The problem. Search the records for the word "zufriedene". Copy every line where it appears.

Input records.
----------------
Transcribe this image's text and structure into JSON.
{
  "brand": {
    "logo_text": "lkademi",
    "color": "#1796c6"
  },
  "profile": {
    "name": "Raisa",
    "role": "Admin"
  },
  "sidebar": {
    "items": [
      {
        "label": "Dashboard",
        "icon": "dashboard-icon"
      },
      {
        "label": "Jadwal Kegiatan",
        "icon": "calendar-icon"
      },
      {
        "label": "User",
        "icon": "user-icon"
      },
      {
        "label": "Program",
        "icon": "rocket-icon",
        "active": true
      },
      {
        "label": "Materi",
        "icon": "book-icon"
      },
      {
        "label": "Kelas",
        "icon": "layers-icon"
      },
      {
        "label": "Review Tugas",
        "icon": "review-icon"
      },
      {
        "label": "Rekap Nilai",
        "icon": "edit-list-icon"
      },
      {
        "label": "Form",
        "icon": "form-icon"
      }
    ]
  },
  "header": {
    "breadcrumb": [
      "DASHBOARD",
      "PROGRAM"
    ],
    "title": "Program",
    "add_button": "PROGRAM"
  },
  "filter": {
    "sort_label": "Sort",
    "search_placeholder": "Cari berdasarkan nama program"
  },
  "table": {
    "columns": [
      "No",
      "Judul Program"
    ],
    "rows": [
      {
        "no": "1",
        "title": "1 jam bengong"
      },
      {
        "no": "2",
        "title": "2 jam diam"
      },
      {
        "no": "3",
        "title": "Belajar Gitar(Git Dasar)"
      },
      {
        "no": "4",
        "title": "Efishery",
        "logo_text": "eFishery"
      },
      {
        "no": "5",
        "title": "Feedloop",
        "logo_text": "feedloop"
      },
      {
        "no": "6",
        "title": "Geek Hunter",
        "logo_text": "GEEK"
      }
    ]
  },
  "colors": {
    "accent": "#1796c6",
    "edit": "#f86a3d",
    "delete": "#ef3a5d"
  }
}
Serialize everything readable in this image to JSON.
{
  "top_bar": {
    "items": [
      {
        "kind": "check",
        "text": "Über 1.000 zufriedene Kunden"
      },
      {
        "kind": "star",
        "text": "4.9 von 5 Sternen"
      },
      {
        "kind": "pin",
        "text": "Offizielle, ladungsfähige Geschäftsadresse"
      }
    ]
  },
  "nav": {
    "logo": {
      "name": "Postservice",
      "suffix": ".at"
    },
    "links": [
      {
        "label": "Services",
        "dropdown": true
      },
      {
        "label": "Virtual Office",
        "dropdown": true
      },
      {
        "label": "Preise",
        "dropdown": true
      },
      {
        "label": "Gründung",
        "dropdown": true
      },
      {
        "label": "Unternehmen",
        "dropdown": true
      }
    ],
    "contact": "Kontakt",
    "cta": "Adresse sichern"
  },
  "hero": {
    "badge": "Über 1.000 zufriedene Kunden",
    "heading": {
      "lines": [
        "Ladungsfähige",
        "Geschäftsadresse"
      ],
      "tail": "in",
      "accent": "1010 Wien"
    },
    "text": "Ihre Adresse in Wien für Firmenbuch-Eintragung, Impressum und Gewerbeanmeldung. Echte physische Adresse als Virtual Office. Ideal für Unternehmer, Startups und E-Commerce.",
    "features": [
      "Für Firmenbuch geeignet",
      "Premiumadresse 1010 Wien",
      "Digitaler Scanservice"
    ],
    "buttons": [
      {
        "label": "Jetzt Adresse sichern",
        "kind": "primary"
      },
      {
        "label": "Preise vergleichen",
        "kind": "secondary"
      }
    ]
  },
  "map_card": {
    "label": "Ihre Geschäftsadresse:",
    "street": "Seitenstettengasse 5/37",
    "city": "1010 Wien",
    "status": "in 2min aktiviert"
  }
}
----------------
Task answer.
        "text": "Über 1.000 zufriedene Kunden"
    "badge": "Über 1.000 zufriedene Kunden",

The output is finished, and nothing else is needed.